The creation of the Isthmus of Panama approximately 3 Ma provided the opportunity for the southern and northern migrations of animals, fungi, and plants known as the Great American Biotic Interchange. Historical biogeography has largely focused on the fauna and flora of the region in relation to this event. There is no comprehensive study of how important geological events such as this shaped the diversity of organisms in soil communities where organisms like fungi and microbes engage in biotrophic and saprotrophic ecological interactions with the animal and plant communities.

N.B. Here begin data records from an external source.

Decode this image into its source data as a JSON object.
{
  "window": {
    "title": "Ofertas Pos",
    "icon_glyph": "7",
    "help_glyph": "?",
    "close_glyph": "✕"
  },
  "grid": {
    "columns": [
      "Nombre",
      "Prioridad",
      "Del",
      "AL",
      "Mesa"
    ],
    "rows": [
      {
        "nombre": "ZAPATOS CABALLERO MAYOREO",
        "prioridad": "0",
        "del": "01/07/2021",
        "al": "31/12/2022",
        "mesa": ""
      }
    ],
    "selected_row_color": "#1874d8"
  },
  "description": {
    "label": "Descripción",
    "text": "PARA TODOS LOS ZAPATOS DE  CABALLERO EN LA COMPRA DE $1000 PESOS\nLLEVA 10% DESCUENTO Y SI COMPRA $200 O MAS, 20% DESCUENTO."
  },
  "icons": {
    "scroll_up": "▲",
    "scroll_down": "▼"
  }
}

Rapid land use and environmental change have the potential to eliminate species before they can be identified, yet understanding the diversity of ecosystems is essential in optimizing habitat restoration and management. Understanding the diversity and evolutionary history of plants and fungi provides the historical context that enriches our appreciation of the diversity that is found in native habitats.